About this exercise => Report every line of the material that contains the string "品牌色彩与文案情绪同步实验室".

Data provided =>

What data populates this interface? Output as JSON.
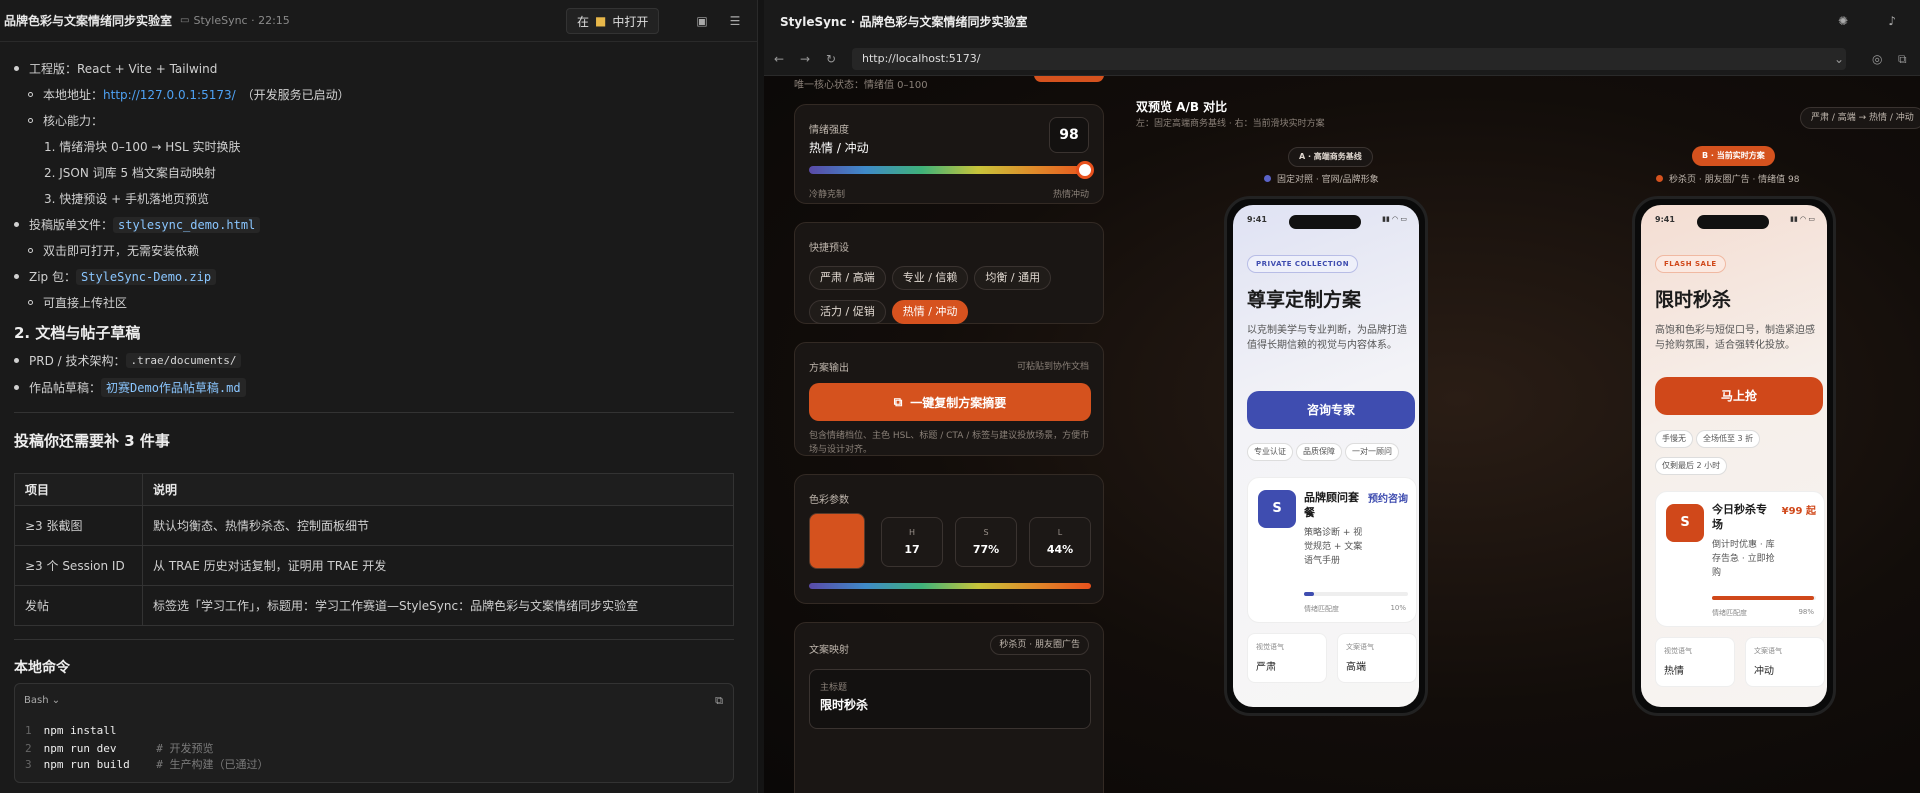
{
  "left": {
    "title": "品牌色彩与文案情绪同步实验室",
    "subtitle": "StyleSync · 22:15",
    "open_prefix": "在",
    "open_label": "中打开",
    "stack_label": "工程版：React + Vite + Tailwind",
    "local_prefix": "本地地址：",
    "local_url": "http://127.0.0.1:5173/",
    "local_note": "（开发服务已启动）",
    "core_label": "核心能力：",
    "core_items": [
      "1. 情绪滑块 0–100 → HSL 实时换肤",
      "2. JSON 词库 5 档文案自动映射",
      "3. 快捷预设 + 手机落地页预览"
    ],
    "single_prefix": "投稿版单文件：",
    "single_file": "stylesync_demo.html",
    "single_note": "双击即可打开，无需安装依赖",
    "zip_prefix": "Zip 包：",
    "zip_file": "StyleSync-Demo.zip",
    "zip_note": "可直接上传社区",
    "h_docs": "2. 文档与帖子草稿",
    "prd_prefix": "PRD / 技术架构：",
    "prd_path": ".trae/documents/",
    "draft_prefix": "作品帖草稿：",
    "draft_file": "初赛Demo作品帖草稿.md",
    "h_need": "投稿你还需要补 3 件事",
    "table": {
      "headers": [
        "项目",
        "说明"
      ],
      "rows": [
        [
          "≥3 张截图",
          "默认均衡态、热情秒杀态、控制面板细节"
        ],
        [
          "≥3 个 Session ID",
          "从 TRAE 历史对话复制，证明用 TRAE 开发"
        ],
        [
          "发帖",
          "标签选「学习工作」，标题用：学习工作赛道—StyleSync：品牌色彩与文案情绪同步实验室"
        ]
      ]
    },
    "h_cmd": "本地命令",
    "bash_label": "Bash",
    "bash_lines": [
      {
        "n": "1",
        "cmd": "npm install",
        "c": ""
      },
      {
        "n": "2",
        "cmd": "npm run dev      ",
        "c": "# 开发预览"
      },
      {
        "n": "3",
        "cmd": "npm run build    ",
        "c": "# 生产构建（已通过）"
      }
    ]
  },
  "right": {
    "title": "StyleSync · 品牌色彩与文案情绪同步实验室",
    "url": "http://localhost:5173/",
    "top_note": "唯一核心状态：情绪值 0–100",
    "intensity": {
      "label": "情绪强度",
      "mood": "热情 / 冲动",
      "value": "98",
      "min": "冷静克制",
      "max": "热情冲动",
      "level": 0.98
    },
    "presets": {
      "label": "快捷预设",
      "items": [
        "严肃 / 高端",
        "专业 / 信赖",
        "均衡 / 通用",
        "活力 / 促销",
        "热情 / 冲动"
      ],
      "active": 4
    },
    "output": {
      "label": "方案输出",
      "hint": "可粘贴到协作文档",
      "button": "一键复制方案摘要",
      "desc": "包含情绪档位、主色 HSL、标题 / CTA / 标签与建议投放场景，方便市场与设计对齐。"
    },
    "color": {
      "label": "色彩参数",
      "h_label": "H",
      "h": "17",
      "s_label": "S",
      "s": "77%",
      "l_label": "L",
      "l": "44%",
      "swatch": "#d5521e"
    },
    "copy": {
      "label": "文案映射",
      "scene": "秒杀页 · 朋友圈广告",
      "field": "主标题",
      "headline": "限时秒杀"
    },
    "ab": {
      "title": "双预览 A/B 对比",
      "sub": "左：固定高端商务基线 · 右：当前滑块实时方案",
      "flow": "严肃 / 高端 → 热情 / 冲动",
      "a_tag": "A · 高端商务基线",
      "a_note": "固定对照 · 官网/品牌形象",
      "b_tag": "B · 当前实时方案",
      "b_note": "秒杀页 · 朋友圈广告 · 情绪值 98"
    },
    "phoneA": {
      "time": "9:41",
      "tag": "PRIVATE COLLECTION",
      "title": "尊享定制方案",
      "desc": "以克制美学与专业判断，为品牌打造值得长期信赖的视觉与内容体系。",
      "cta": "咨询专家",
      "chips": [
        "专业认证",
        "品质保障",
        "一对一顾问"
      ],
      "avatar": "S",
      "card_title": "品牌顾问套餐",
      "card_action": "预约咨询",
      "card_desc": "策略诊断 + 视觉规范 + 文案语气手册",
      "meter_label": "情绪匹配度",
      "meter_val": "10%",
      "meter": 0.1,
      "m1k": "视觉语气",
      "m1v": "严肃",
      "m2k": "文案语气",
      "m2v": "高端",
      "accent": "#3f4db0"
    },
    "phoneB": {
      "time": "9:41",
      "tag": "FLASH SALE",
      "title": "限时秒杀",
      "desc": "高饱和色彩与短促口号，制造紧迫感与抢购氛围，适合强转化投放。",
      "cta": "马上抢",
      "chips": [
        "手慢无",
        "全场低至 3 折",
        "仅剩最后 2 小时"
      ],
      "avatar": "S",
      "card_title": "今日秒杀专场",
      "card_action": "¥99 起",
      "card_desc": "倒计时优惠 · 库存告急 · 立即抢购",
      "meter_label": "情绪匹配度",
      "meter_val": "98%",
      "meter": 0.98,
      "m1k": "视觉语气",
      "m1v": "热情",
      "m2k": "文案语气",
      "m2v": "冲动",
      "accent": "#d0481a"
    }
  }
}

Task response =>
    "title": "品牌色彩与文案情绪同步实验室",
          "标签选「学习工作」，标题用：学习工作赛道—StyleSync：品牌色彩与文案情绪同步实验室"
    "title": "StyleSync · 品牌色彩与文案情绪同步实验室",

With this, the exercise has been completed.